“Overdose prevention sites are low-barrier settings that not only prevent overdose deaths, but also have the added benefit of bringing people into a supportive environment where they can get the help they need,” says lead author Dr. Mary Clare Kennedy, a postdoctoral research fellow at UBC’s department of medicine and research scientist at the BCCSU. “Given the worsening of the drug poisoning crisis across the country, access to these services should be expanded.”
- Use of supervised consumption services immediately increased by more than 6 per cent (from about 41 per cent to 47 per cent)
- Addiction treatment participation immediately increased by nearly 5 per cent (from about 65 per cent to 70 per cent)
- Public injection immediately decreased by approximately 6 per cent (from about 36 per cent to 30 per cent)
- Syringe sharing immediately decreased by nearly 3 per cent (from about 5 per cent to 2 per cent)
OPS provide access to a clean, safe space where drug consumption is witnessed and overdoses are responded to by teams of trained staff and peers. The first OPS opened in Vancouver shortly after the declaration of a public health emergency in response to rapidly increasing overdoses. Since then, similar low-barrier, peer-led facilities have opened across the country as illicit drug poisonings have increased nationally.

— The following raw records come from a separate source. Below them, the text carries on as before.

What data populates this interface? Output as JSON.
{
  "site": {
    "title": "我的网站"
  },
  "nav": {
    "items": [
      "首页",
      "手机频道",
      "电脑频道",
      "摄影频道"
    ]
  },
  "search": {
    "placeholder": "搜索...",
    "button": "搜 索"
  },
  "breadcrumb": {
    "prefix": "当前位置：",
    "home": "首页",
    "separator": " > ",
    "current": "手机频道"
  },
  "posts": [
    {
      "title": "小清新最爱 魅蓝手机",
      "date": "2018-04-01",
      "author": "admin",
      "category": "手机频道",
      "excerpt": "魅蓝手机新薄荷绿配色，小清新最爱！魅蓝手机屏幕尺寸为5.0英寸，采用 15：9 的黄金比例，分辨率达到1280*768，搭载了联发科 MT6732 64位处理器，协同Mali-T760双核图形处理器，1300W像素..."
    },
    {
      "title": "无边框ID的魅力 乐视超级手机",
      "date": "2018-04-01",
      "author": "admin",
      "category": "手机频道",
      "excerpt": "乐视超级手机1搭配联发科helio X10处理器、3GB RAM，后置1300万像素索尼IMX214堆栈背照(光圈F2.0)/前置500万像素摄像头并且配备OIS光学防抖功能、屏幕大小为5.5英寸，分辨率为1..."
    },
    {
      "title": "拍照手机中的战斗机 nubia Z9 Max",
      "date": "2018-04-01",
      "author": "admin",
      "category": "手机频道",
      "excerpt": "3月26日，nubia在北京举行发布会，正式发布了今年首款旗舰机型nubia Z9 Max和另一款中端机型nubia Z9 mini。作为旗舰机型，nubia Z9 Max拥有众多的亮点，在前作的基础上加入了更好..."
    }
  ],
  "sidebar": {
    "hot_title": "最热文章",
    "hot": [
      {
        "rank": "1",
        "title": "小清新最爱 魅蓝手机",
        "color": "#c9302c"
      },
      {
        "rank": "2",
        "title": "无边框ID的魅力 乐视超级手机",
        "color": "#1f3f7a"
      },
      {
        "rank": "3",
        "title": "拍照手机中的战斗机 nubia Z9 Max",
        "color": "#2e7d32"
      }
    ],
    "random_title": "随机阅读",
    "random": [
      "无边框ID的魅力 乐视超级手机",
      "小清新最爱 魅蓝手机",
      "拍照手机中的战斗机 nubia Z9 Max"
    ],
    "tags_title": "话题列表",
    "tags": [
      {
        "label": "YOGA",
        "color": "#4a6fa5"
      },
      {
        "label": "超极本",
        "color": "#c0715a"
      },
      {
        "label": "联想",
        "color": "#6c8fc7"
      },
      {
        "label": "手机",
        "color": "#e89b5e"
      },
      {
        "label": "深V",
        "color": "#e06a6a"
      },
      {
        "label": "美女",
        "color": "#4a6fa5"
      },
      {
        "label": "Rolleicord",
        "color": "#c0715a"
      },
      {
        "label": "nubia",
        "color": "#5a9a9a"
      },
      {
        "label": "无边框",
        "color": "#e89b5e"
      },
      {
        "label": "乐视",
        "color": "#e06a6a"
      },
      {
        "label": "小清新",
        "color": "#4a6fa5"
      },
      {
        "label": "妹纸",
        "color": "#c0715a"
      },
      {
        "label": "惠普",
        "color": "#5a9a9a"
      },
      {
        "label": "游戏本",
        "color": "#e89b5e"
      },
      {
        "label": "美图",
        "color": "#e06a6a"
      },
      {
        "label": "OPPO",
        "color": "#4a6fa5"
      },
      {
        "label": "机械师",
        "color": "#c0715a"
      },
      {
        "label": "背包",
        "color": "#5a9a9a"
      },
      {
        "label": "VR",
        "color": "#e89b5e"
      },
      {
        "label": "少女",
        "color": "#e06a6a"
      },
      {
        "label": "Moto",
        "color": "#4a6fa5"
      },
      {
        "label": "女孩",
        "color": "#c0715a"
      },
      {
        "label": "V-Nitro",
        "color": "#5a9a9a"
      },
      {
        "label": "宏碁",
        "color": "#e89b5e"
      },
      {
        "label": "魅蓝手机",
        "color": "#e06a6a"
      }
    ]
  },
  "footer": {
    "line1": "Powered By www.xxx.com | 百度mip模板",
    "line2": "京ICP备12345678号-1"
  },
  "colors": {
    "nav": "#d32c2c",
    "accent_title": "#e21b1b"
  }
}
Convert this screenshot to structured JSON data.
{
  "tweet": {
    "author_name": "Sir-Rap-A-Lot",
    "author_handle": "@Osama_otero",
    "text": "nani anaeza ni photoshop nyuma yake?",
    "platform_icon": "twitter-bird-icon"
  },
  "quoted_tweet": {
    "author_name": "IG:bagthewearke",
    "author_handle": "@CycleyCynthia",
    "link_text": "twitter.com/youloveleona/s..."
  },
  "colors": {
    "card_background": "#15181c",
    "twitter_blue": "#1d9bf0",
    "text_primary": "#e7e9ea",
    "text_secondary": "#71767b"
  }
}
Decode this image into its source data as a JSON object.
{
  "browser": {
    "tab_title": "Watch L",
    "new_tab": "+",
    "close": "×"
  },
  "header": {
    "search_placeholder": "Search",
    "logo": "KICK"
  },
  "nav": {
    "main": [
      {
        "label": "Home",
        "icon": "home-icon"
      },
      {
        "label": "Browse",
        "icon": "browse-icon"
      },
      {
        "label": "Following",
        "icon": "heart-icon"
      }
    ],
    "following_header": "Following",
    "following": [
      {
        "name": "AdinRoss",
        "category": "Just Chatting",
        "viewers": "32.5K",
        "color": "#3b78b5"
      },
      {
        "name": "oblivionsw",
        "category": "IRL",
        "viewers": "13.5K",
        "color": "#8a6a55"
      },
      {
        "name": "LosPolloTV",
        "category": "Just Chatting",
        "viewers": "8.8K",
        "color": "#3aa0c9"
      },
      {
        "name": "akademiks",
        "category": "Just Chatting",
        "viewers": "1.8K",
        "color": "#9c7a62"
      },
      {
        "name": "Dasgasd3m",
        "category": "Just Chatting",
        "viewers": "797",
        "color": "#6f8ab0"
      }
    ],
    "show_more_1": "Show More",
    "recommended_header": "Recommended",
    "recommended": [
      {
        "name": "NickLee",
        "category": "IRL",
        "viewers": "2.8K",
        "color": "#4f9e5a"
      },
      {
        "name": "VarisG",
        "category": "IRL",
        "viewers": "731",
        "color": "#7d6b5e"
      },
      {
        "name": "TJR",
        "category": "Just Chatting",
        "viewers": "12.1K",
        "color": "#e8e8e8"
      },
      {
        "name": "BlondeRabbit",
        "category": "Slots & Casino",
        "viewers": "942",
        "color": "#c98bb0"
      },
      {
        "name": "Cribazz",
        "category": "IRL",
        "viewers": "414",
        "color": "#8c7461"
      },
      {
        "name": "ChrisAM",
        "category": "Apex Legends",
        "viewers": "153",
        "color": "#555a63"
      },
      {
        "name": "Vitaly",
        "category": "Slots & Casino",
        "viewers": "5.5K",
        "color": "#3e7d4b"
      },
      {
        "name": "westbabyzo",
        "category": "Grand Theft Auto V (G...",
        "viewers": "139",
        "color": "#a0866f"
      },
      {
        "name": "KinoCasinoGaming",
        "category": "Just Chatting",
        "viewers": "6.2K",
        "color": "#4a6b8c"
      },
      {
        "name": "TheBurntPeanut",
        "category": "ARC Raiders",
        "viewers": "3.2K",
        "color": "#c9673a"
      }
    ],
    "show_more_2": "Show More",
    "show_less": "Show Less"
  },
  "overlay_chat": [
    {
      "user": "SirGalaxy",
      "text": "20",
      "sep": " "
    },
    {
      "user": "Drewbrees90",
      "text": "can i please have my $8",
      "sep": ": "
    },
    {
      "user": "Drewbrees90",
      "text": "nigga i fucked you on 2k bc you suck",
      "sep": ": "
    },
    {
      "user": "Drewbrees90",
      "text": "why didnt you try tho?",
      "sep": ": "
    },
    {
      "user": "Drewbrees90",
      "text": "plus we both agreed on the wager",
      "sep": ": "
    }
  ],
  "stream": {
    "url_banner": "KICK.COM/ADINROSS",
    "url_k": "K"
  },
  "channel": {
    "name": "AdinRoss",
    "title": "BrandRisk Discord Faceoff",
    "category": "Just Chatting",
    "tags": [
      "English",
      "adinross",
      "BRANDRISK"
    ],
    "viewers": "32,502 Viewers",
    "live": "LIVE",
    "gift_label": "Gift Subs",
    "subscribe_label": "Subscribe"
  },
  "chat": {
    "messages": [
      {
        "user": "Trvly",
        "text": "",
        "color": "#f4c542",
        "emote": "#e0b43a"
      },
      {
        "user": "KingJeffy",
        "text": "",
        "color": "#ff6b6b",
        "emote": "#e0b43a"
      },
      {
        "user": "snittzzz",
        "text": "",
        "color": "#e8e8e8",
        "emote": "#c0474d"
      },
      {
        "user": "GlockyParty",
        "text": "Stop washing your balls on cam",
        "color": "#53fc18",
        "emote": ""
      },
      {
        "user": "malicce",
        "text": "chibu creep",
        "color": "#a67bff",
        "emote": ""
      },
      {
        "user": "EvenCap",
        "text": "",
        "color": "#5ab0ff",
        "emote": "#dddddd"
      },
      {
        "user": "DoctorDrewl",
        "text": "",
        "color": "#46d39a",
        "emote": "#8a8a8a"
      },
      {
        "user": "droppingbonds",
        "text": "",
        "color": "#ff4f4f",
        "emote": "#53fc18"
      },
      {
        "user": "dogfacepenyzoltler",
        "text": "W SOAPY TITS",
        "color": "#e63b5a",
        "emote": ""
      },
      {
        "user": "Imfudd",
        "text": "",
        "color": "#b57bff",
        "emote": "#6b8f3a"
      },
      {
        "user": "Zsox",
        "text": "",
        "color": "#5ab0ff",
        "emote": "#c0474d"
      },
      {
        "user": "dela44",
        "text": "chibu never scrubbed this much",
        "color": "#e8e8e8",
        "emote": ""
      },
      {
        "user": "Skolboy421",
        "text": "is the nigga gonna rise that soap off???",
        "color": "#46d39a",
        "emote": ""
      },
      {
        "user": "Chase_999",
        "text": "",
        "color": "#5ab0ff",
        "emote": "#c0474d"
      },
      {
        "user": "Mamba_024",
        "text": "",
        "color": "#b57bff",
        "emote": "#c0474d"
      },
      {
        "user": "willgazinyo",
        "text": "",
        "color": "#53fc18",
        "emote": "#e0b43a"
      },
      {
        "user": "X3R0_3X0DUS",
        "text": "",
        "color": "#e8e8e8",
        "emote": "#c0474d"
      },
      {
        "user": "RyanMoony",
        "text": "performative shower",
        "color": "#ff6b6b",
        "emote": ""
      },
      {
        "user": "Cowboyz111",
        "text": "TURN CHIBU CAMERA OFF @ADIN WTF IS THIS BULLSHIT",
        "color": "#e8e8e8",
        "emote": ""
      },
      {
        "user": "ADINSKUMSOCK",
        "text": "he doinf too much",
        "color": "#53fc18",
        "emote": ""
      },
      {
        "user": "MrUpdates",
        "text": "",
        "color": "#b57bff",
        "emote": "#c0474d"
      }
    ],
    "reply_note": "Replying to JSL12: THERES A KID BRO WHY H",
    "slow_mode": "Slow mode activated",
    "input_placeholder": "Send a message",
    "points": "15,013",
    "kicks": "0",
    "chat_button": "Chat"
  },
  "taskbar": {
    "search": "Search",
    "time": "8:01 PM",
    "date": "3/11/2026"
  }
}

The findings suggest that the scaling-up OPS may have helped to address the unmet need for supervised consumption services among local people who use drugs. OPS can be more responsive to the service needs and preferences of some people who use drugs, particularly given that OPS accommodate some drug use practices that are not permitted at medicalized supervised consumption sites (SCS) in Vancouver, such as assisted injection. Some people who use drugs also prefer OPS because the sites are staffed by peers, which can help to make people feel more comfortable in accessing these services.
The findings build upon evidence that has shown that OPS and supervised consumption sites can reduce fatal overdose, reduce other causes of premature death, reduce transmission of infectious diseases like HIV and hepatitis C, support access to other health services, and improve the well-being of neighbourhoods by reducing public disorder.
“This research shows exactly what we are seeing on the frontline – that OPS save lives in so many ways,” says Sarah Blyth, a co-founder of the Overdose Prevention Society. “I hope this information helps guide government officials.”
“Given the worsening of the drug poisoning crisis across the country, access to these services should be expanded.”
Dr. Mary Clare Kennedy
Researchers aimed to measure the impact of the OPS scale-up on changes in supervised consumption service use, public injection, syringe sharing and addiction treatment participation, interviewing 745 people who inject drugs from January 2015 to November 2018 and drawing from two ongoing prospective cohort studies in Vancouver: the Vancouver Injection Drug Users Study (VIDUS) and the AIDS Care Cohort to evaluate Exposure to Survival Services (ACCESS). The study is the first to employ a rigorous quasi-experimental design, called an interrupted time series (ITS) approach, to evaluate the potential impact of a rapid low-threshold supervised consumption site expansion on service use, injection-related risk behaviours, and addiction treatment participation among people who inject drugs.
“This research is yet another confirmation of the significant value of overdose prevention and supervised consumption services in extending the reach of the health care system to address the urgent needs of people who use drugs at high risk of drug toxicity injury and death from the extreme toxicity within the illegal and unregulated drug market,” says Donald MacPherson, executive director of the Canadian Drug Policy Coalition. “Given this continuing public health crisis provincial governments would be wise to scale up these services as a key component of the health system response to the ongoing drug toxicity crisis.”
While SCS have been a key response federally to the increase in overdoses, many communities still do not have access to SCS or the lower-barrier, more flexible OPS. There are currently only 38 federally sanctioned SCS and approximately 40 OPS operating in Canada – the vast majority of which are in B.C, which has 35 OPS. In Ontario, for instance, there are OPS in only London, Toronto, and Ottawa. The need for these services can be especially acute in more rural and remote communities, which lack many substance use services but still experience high rates of overdose. In BC, for example, the highest rates of fatal overdose are in the urban Vancouver health region (44.6 per 100,000) and the northern region (42.8 per 100,000).
The study authors hope these new findings lead to the approval and expansion of these services.
This story was originally published on the BC Centre on Substance Use website.